[Web page and app entries]
- Opening Delimiter -

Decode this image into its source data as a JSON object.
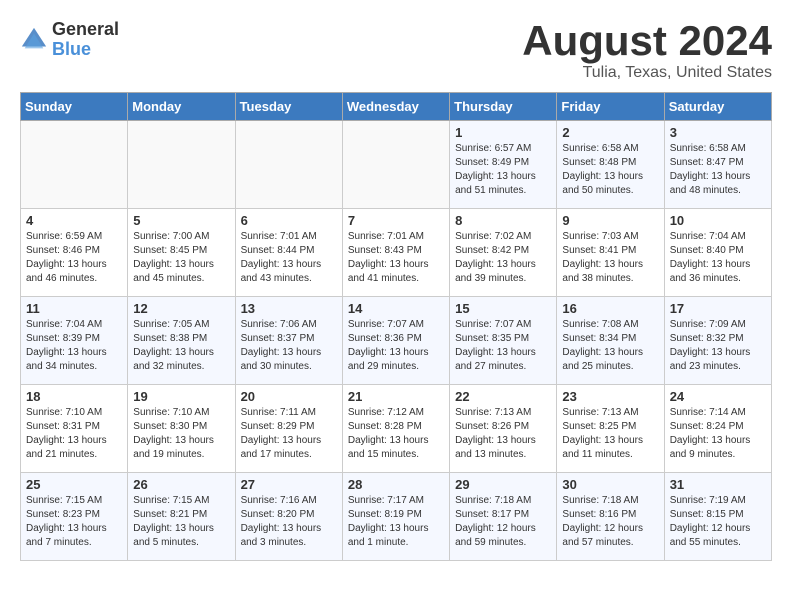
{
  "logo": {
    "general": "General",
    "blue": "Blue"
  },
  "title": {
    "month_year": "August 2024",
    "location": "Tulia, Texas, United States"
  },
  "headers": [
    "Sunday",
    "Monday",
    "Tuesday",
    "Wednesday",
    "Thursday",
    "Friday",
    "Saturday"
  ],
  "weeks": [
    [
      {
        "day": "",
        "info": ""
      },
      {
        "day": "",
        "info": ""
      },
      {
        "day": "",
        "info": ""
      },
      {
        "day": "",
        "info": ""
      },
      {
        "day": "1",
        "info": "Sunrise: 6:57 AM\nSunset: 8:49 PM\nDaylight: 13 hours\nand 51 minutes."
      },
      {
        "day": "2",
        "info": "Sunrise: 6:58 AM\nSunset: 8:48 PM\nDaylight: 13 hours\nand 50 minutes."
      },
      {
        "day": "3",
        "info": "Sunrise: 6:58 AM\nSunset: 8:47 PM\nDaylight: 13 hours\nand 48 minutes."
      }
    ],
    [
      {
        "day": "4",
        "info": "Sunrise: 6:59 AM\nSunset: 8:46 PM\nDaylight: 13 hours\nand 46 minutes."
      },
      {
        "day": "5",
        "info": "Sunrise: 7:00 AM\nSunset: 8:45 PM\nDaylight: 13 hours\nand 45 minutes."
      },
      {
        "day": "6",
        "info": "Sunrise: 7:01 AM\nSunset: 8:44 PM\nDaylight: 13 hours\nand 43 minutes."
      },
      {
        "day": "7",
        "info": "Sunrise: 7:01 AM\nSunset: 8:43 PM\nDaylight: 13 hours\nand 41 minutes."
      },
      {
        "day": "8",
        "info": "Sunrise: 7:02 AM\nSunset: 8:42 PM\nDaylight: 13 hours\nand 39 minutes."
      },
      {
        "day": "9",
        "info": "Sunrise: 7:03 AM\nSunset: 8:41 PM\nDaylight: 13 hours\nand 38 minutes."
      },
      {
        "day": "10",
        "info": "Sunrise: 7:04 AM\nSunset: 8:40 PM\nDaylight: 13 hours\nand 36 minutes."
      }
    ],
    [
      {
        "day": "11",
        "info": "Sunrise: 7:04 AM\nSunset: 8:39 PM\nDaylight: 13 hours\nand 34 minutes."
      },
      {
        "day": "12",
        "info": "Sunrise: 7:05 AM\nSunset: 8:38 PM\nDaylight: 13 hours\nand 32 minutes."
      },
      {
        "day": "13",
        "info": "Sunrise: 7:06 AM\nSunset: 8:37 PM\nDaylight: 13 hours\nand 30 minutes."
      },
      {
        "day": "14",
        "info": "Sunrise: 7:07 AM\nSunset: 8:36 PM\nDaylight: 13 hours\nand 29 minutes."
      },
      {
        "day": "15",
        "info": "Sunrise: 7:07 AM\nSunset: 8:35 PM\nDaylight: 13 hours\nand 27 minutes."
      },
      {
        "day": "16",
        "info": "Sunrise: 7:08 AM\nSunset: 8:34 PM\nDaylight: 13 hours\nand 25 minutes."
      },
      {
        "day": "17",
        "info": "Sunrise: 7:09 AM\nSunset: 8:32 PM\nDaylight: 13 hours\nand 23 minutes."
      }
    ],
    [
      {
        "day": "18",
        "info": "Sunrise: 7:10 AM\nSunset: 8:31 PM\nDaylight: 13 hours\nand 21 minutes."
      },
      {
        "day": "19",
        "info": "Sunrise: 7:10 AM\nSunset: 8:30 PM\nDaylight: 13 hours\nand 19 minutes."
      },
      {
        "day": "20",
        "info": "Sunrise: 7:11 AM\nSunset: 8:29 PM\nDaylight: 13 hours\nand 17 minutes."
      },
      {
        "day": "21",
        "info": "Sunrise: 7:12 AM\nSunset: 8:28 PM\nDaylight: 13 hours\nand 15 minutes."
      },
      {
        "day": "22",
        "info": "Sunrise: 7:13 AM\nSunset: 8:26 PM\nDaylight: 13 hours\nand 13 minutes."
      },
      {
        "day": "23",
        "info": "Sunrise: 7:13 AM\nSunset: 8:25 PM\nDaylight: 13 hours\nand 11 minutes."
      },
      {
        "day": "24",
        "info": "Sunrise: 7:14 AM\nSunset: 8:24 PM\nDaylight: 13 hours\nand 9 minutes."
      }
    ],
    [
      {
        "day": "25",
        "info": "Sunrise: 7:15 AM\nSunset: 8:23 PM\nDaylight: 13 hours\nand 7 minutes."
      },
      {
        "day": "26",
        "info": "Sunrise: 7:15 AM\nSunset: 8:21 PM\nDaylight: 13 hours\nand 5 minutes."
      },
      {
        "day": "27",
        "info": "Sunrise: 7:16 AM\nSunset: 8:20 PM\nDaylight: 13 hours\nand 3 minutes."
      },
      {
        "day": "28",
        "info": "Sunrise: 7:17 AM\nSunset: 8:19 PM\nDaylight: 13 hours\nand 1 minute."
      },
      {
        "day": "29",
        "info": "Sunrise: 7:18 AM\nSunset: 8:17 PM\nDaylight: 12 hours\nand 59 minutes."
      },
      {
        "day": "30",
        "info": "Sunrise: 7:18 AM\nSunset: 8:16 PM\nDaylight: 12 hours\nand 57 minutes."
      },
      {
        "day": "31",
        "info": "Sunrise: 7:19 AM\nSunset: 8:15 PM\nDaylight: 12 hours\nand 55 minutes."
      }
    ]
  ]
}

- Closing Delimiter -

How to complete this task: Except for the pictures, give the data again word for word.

Task answer:
Decode this image into its source data as a JSON object.
{
  "logo": {
    "general": "General",
    "blue": "Blue"
  },
  "title": {
    "month_year": "August 2024",
    "location": "Tulia, Texas, United States"
  },
  "headers": [
    "Sunday",
    "Monday",
    "Tuesday",
    "Wednesday",
    "Thursday",
    "Friday",
    "Saturday"
  ],
  "weeks": [
    [
      {
        "day": "",
        "info": ""
      },
      {
        "day": "",
        "info": ""
      },
      {
        "day": "",
        "info": ""
      },
      {
        "day": "",
        "info": ""
      },
      {
        "day": "1",
        "info": "Sunrise: 6:57 AM\nSunset: 8:49 PM\nDaylight: 13 hours\nand 51 minutes."
      },
      {
        "day": "2",
        "info": "Sunrise: 6:58 AM\nSunset: 8:48 PM\nDaylight: 13 hours\nand 50 minutes."
      },
      {
        "day": "3",
        "info": "Sunrise: 6:58 AM\nSunset: 8:47 PM\nDaylight: 13 hours\nand 48 minutes."
      }
    ],
    [
      {
        "day": "4",
        "info": "Sunrise: 6:59 AM\nSunset: 8:46 PM\nDaylight: 13 hours\nand 46 minutes."
      },
      {
        "day": "5",
        "info": "Sunrise: 7:00 AM\nSunset: 8:45 PM\nDaylight: 13 hours\nand 45 minutes."
      },
      {
        "day": "6",
        "info": "Sunrise: 7:01 AM\nSunset: 8:44 PM\nDaylight: 13 hours\nand 43 minutes."
      },
      {
        "day": "7",
        "info": "Sunrise: 7:01 AM\nSunset: 8:43 PM\nDaylight: 13 hours\nand 41 minutes."
      },
      {
        "day": "8",
        "info": "Sunrise: 7:02 AM\nSunset: 8:42 PM\nDaylight: 13 hours\nand 39 minutes."
      },
      {
        "day": "9",
        "info": "Sunrise: 7:03 AM\nSunset: 8:41 PM\nDaylight: 13 hours\nand 38 minutes."
      },
      {
        "day": "10",
        "info": "Sunrise: 7:04 AM\nSunset: 8:40 PM\nDaylight: 13 hours\nand 36 minutes."
      }
    ],
    [
      {
        "day": "11",
        "info": "Sunrise: 7:04 AM\nSunset: 8:39 PM\nDaylight: 13 hours\nand 34 minutes."
      },
      {
        "day": "12",
        "info": "Sunrise: 7:05 AM\nSunset: 8:38 PM\nDaylight: 13 hours\nand 32 minutes."
      },
      {
        "day": "13",
        "info": "Sunrise: 7:06 AM\nSunset: 8:37 PM\nDaylight: 13 hours\nand 30 minutes."
      },
      {
        "day": "14",
        "info": "Sunrise: 7:07 AM\nSunset: 8:36 PM\nDaylight: 13 hours\nand 29 minutes."
      },
      {
        "day": "15",
        "info": "Sunrise: 7:07 AM\nSunset: 8:35 PM\nDaylight: 13 hours\nand 27 minutes."
      },
      {
        "day": "16",
        "info": "Sunrise: 7:08 AM\nSunset: 8:34 PM\nDaylight: 13 hours\nand 25 minutes."
      },
      {
        "day": "17",
        "info": "Sunrise: 7:09 AM\nSunset: 8:32 PM\nDaylight: 13 hours\nand 23 minutes."
      }
    ],
    [
      {
        "day": "18",
        "info": "Sunrise: 7:10 AM\nSunset: 8:31 PM\nDaylight: 13 hours\nand 21 minutes."
      },
      {
        "day": "19",
        "info": "Sunrise: 7:10 AM\nSunset: 8:30 PM\nDaylight: 13 hours\nand 19 minutes."
      },
      {
        "day": "20",
        "info": "Sunrise: 7:11 AM\nSunset: 8:29 PM\nDaylight: 13 hours\nand 17 minutes."
      },
      {
        "day": "21",
        "info": "Sunrise: 7:12 AM\nSunset: 8:28 PM\nDaylight: 13 hours\nand 15 minutes."
      },
      {
        "day": "22",
        "info": "Sunrise: 7:13 AM\nSunset: 8:26 PM\nDaylight: 13 hours\nand 13 minutes."
      },
      {
        "day": "23",
        "info": "Sunrise: 7:13 AM\nSunset: 8:25 PM\nDaylight: 13 hours\nand 11 minutes."
      },
      {
        "day": "24",
        "info": "Sunrise: 7:14 AM\nSunset: 8:24 PM\nDaylight: 13 hours\nand 9 minutes."
      }
    ],
    [
      {
        "day": "25",
        "info": "Sunrise: 7:15 AM\nSunset: 8:23 PM\nDaylight: 13 hours\nand 7 minutes."
      },
      {
        "day": "26",
        "info": "Sunrise: 7:15 AM\nSunset: 8:21 PM\nDaylight: 13 hours\nand 5 minutes."
      },
      {
        "day": "27",
        "info": "Sunrise: 7:16 AM\nSunset: 8:20 PM\nDaylight: 13 hours\nand 3 minutes."
      },
      {
        "day": "28",
        "info": "Sunrise: 7:17 AM\nSunset: 8:19 PM\nDaylight: 13 hours\nand 1 minute."
      },
      {
        "day": "29",
        "info": "Sunrise: 7:18 AM\nSunset: 8:17 PM\nDaylight: 12 hours\nand 59 minutes."
      },
      {
        "day": "30",
        "info": "Sunrise: 7:18 AM\nSunset: 8:16 PM\nDaylight: 12 hours\nand 57 minutes."
      },
      {
        "day": "31",
        "info": "Sunrise: 7:19 AM\nSunset: 8:15 PM\nDaylight: 12 hours\nand 55 minutes."
      }
    ]
  ]
}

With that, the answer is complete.